While some ingredients are made to reduce the looks of fine lines, others may help prevent wrinkles from forming in the first place. No matter what challenge you face, if you’re wondering how to reduce wrinkles with natural ingredients, the three listed below are bound to get you on the right track. Many use kinetin to reduce roughness, fine wrinkles, dilated blood vessels, and uneven skin pigmentation. Kinetin even promotes the creation of collagen, which causes a reduction in fine lines on your face, and its use will also help retain moisture in your skin. When looking for tips on how to reduce wrinkles with natural ingredients, make sure you check any product’s list of ingredients first. While some chemical names can be intimidating and concerning, some essential oils and natural ingredients can be equally irritating to your skin type – but if you are truly wondering how to reduce wrinkles with natural ingredients, products with the three ingredients above are a great place to start. Check out some of our face creams and their ingredients in our Skin Care category , including Real Purity’s:

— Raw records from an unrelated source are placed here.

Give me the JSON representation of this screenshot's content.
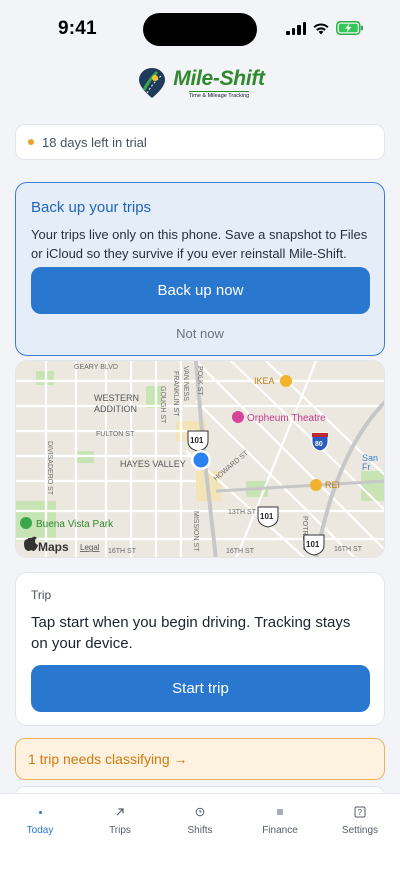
{
  "status_bar": {
    "time": "9:41"
  },
  "logo": {
    "title": "Mile-Shift",
    "tagline": "Time & Mileage Tracking"
  },
  "trial": {
    "text": "18 days left in trial"
  },
  "backup": {
    "title": "Back up your trips",
    "body": "Your trips live only on this phone. Save a snapshot to Files or iCloud so they survive if you ever reinstall Mile-Shift.",
    "primary_label": "Back up now",
    "secondary_label": "Not now"
  },
  "map": {
    "attribution": "Maps",
    "legal": "Legal",
    "labels": {
      "geary": "GEARY BLVD",
      "western_addition_1": "WESTERN",
      "western_addition_2": "ADDITION",
      "fulton": "FULTON ST",
      "hayes_valley": "HAYES VALLEY",
      "divisadero": "DIVISADERO ST",
      "gough": "GOUGH ST",
      "franklin": "FRANKLIN ST",
      "van_ness": "VAN NESS",
      "polk": "POLK ST",
      "ikea": "IKEA",
      "orpheum": "Orpheum Theatre",
      "san_fr_1": "San",
      "san_fr_2": "Fr",
      "rei": "REI",
      "howard": "HOWARD ST",
      "mission": "MISSION ST",
      "st13": "13TH ST",
      "st16a": "16TH ST",
      "st16b": "16TH ST",
      "st16c": "16TH ST",
      "potrero": "POTRERO",
      "buena_vista": "Buena Vista Park",
      "shield_101a": "101",
      "shield_101b": "101",
      "shield_101c": "101",
      "shield_80": "80"
    }
  },
  "trip": {
    "label": "Trip",
    "body": "Tap start when you begin driving. Tracking stays on your device.",
    "button_label": "Start trip"
  },
  "classify": {
    "text": "1 trip needs classifying →"
  },
  "tabs": [
    {
      "label": "Today",
      "icon": "dot-icon",
      "active": true
    },
    {
      "label": "Trips",
      "icon": "arrow-up-right-icon",
      "active": false
    },
    {
      "label": "Shifts",
      "icon": "clock-icon",
      "active": false
    },
    {
      "label": "Finance",
      "icon": "list-icon",
      "active": false
    },
    {
      "label": "Settings",
      "icon": "question-box-icon",
      "active": false
    }
  ],
  "colors": {
    "accent": "#2a77d0",
    "warning": "#d07a10",
    "brand": "#2f8a2f"
  }
}
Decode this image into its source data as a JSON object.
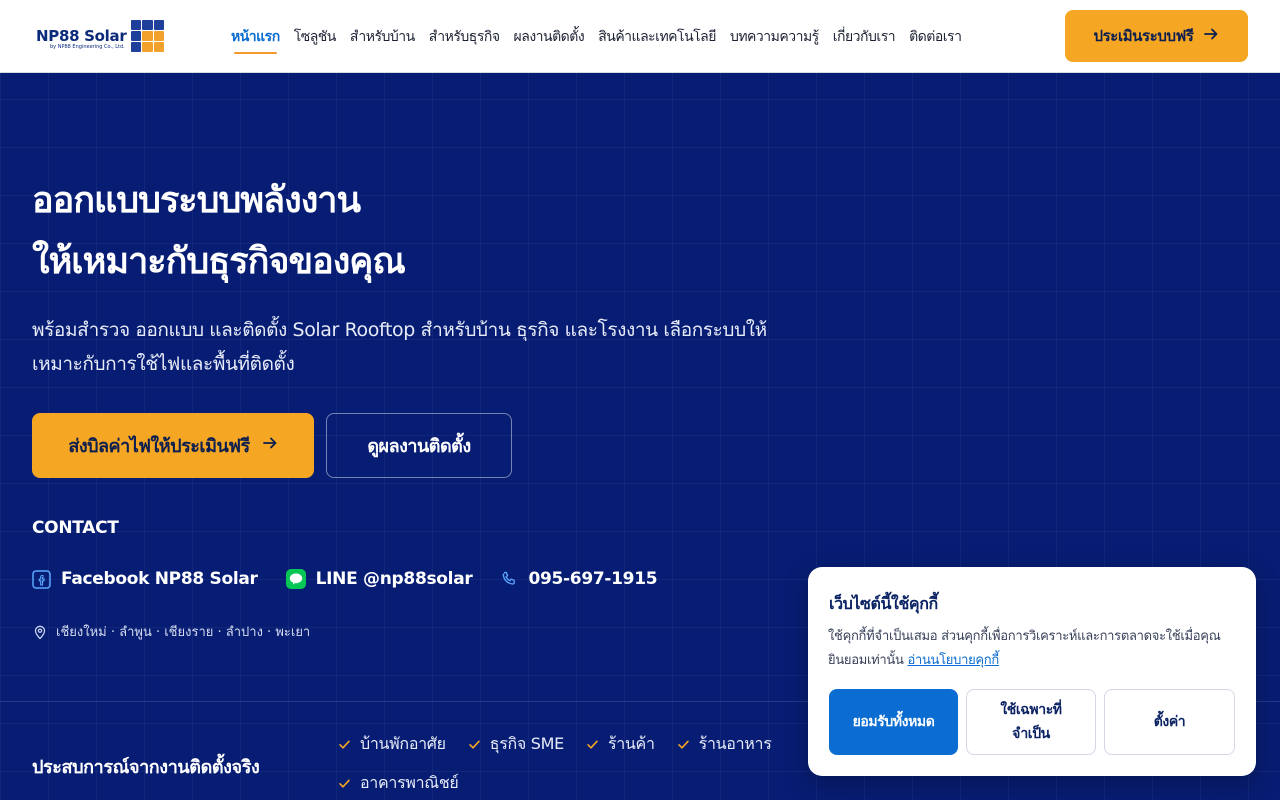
{
  "header": {
    "logo_text": "NP88 Solar",
    "logo_subtext": "by NP88 Engineering Co., Ltd.",
    "nav": [
      {
        "label": "หน้าแรก",
        "active": true
      },
      {
        "label": "โซลูชัน"
      },
      {
        "label": "สำหรับบ้าน"
      },
      {
        "label": "สำหรับธุรกิจ"
      },
      {
        "label": "ผลงานติดตั้ง"
      },
      {
        "label": "สินค้าและเทคโนโลยี"
      },
      {
        "label": "บทความความรู้"
      },
      {
        "label": "เกี่ยวกับเรา"
      },
      {
        "label": "ติดต่อเรา"
      }
    ],
    "cta_label": "ประเมินระบบฟรี"
  },
  "hero": {
    "title_line1": "ออกแบบระบบพลังงาน",
    "title_line2": "ให้เหมาะกับธุรกิจของคุณ",
    "description": "พร้อมสำรวจ ออกแบบ และติดตั้ง Solar Rooftop สำหรับบ้าน ธุรกิจ และโรงงาน เลือกระบบให้เหมาะกับการใช้ไฟและพื้นที่ติดตั้ง",
    "primary_button": "ส่งบิลค่าไฟให้ประเมินฟรี",
    "secondary_button": "ดูผลงานติดตั้ง"
  },
  "contact": {
    "label": "CONTACT",
    "facebook": "Facebook NP88 Solar",
    "line": "LINE @np88solar",
    "phone": "095-697-1915",
    "areas": "เชียงใหม่ · ลำพูน · เชียงราย · ลำปาง · พะเยา"
  },
  "experience": {
    "label": "ประสบการณ์จากงานติดตั้งจริง",
    "tags": [
      "บ้านพักอาศัย",
      "ธุรกิจ SME",
      "ร้านค้า",
      "ร้านอาหาร",
      "อาคารพาณิชย์"
    ]
  },
  "cookie": {
    "title": "เว็บไซต์นี้ใช้คุกกี้",
    "text": "ใช้คุกกี้ที่จำเป็นเสมอ ส่วนคุกกี้เพื่อการวิเคราะห์และการตลาดจะใช้เมื่อคุณยินยอมเท่านั้น",
    "link": "อ่านนโยบายคุกกี้",
    "accept": "ยอมรับทั้งหมด",
    "necessary": "ใช้เฉพาะที่จำเป็น",
    "settings": "ตั้งค่า"
  },
  "colors": {
    "background": "#071d73",
    "accent": "#f5a623",
    "link_blue": "#0b6cd1"
  },
  "icons": [
    "arrow-right-icon",
    "facebook-icon",
    "line-icon",
    "phone-icon",
    "map-pin-icon",
    "check-icon"
  ]
}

Most pregnant women know that what they put (or don't put) in their bodies is important to the well-being of their growing baby, whether it's the right kind of protein, too much caffeine, or certain types of fish. Most of us slather on oceans of lotions every day, but we don't think about what might be passing the skin barrier and being absorbed into our bodies. The more powerful and targeted products get, the more we need to be careful about what we have in our skin-care regimens during pregnancy.
Pregnancy Skin Care Routine: What to Look For & What to Avoid. Though I have always tried to stick to natural, organic beauty products, it was a sad day when I binge-Googled my fave products and found out that many of my beloved scrubs and lotions were off limits due to their possibly baby-harming ingredients. It is always a good idea to talk to your OB GYN about what skin-care ingredients are and aren’t safe, however, I learned a lot from my Nancy Drew approach to pregnancy skincare. Below, I’ve shared some of the basic ingredients to avoid, and in this slideshow I’ve rounded up 9 of the best products that helped pregnancy-proof my skincare routine, making it one that was safe and effective. Five common ingredients to avoid in a pregnancy skin care routine: Many of the best anti-aging skin care products have some form of retin, like my favorite night cream and serum .